Here Are 3 Hot Things to Know About Stocks Right Now
- Qualcomm (QCOM - Get Report) tumbled Wednesday after a federal judge ruled in favor of the Federal Trade Commission in a long-running antitrust dispute over patents and licensing.
- The Dow Jones Industrial Average ended down on a report the U.S. could blacklist more Chinese companies.
- Target (TGT - Get Report) climbed after the retailer posted stronger-than-expected first-quarter earnings and reaffirm its full-year guidance.
Wall Street Overview
Stocks finished down Wednesday on a report the White House could blacklist more Chinese companies and as Wall Street digested the release of the Federal Reserve's minutes from its meeting earlier in May.
The Dow Jones Industrial Average fell 101 points, or 0.39%, to 25,777, the S&P 500 fell 0.28%, and the tech-heavy Nasdaq declined 0.45%.
The New York Times reported the White House was prepared to target Hangzhou Hikvision Digital Technology and Zhejiang Dahua Technology for the so-called Entities List as it tightens the screws on Beijing in an effort to force concessions on trade.
In economic news, the Federal Reserve released the minutes of its May 1-3 meeting Wednesday. The Federal Open Market Committee opted not to change the central bank's benchmark interest rate at the meeting, citing a lack of inflation pressure.
"The language is vague enough that market watchers are likely going to hear what they want to hear, but a sober analysis is that we won't see any rate cuts soon," said Mike Loewengart, vice president of investment strategy at E*Trade. "The Fed notes we enjoy low inflation and a strong jobs market, which is exactly where they like to be if they want to stay on the sidelines and not take any action."
Loewengart added that "there is zero language about deflation or a waning economy, which typically portend a rate cut."
"Yes, they note GDP has moderated but moderate growth is a far cry from contraction," he said. "It's also telling that there are still Fed Presidents who are seeking a rate increase. So, again if we read the tea leaves it seems clear rates will be staying right where they are barring any major shift in the economy."
Stocks had rebounded on Tuesday after the U.S. Commerce Department moved to ease restrictions on the ability of China's Huawei Technologies to do business with U.S. companies.
Treasury Secretary Steven Mnuchin told the House Financial Services Committee Wednesday that United States is at least a month from enacting its proposed tariffs on $300 billion in Chinese imports, Reuters reported.

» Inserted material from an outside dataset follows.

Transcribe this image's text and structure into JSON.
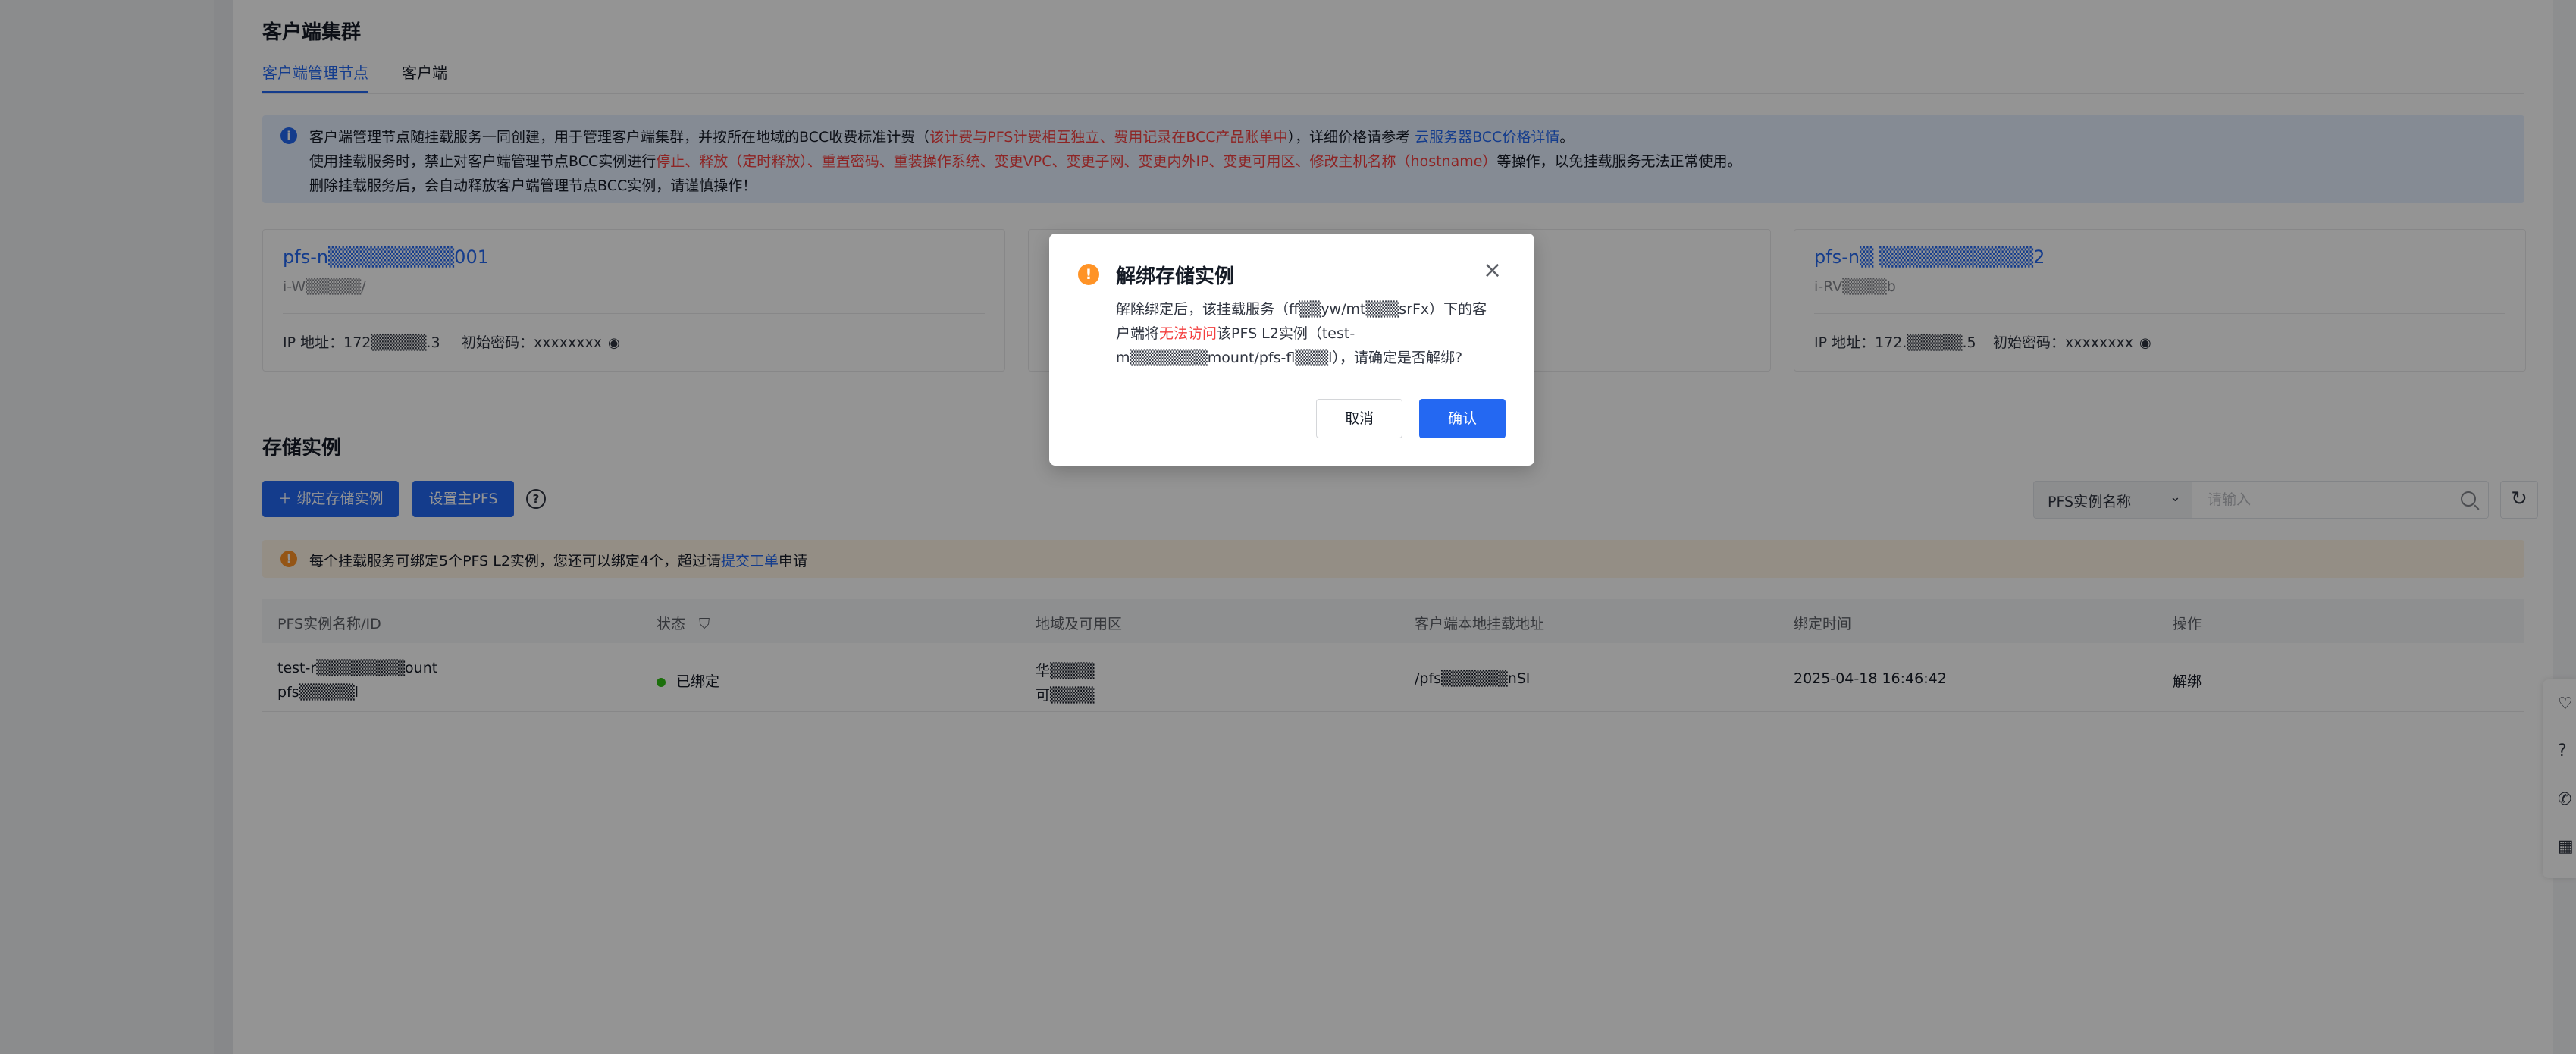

Mnuchin also said Trump and Chinese President Xi Jinping "will likely see each other at the end of June."
After talks between the world's two biggest economies ended without an agreement earlier this month, President Trump raised tariffs on $200 billion in Chinese imports to 25% from 10%. China retaliated three days later, announcing new tariffs on $60 billion of American exports.
Qualcomm (QCOM - Get Report) led the Nasdaq lower as shares tumbled 10.9% to $69.31 after a federal judge ruled in favor of the U.S. Federal Trade Commission in a long-running antitrust dispute over patents and licensing.
The Department of Justice's antitrust division recommended that the agency sue to block T-Mobile's (TMUS - Get Report) proposed $26 billion acquisition of Sprint (S - Get Report) , according to Reuters. T-Mobile shares were 1% to $76.35, while Sprint was off 7.6% to $6.67.
Urban Outfitters (URBN - Get Report) shares sank nearly 10% to $24.34 after the fashion retailer said it would launch a women's apparel rental service that analysts think will cut into its second quarter earnings.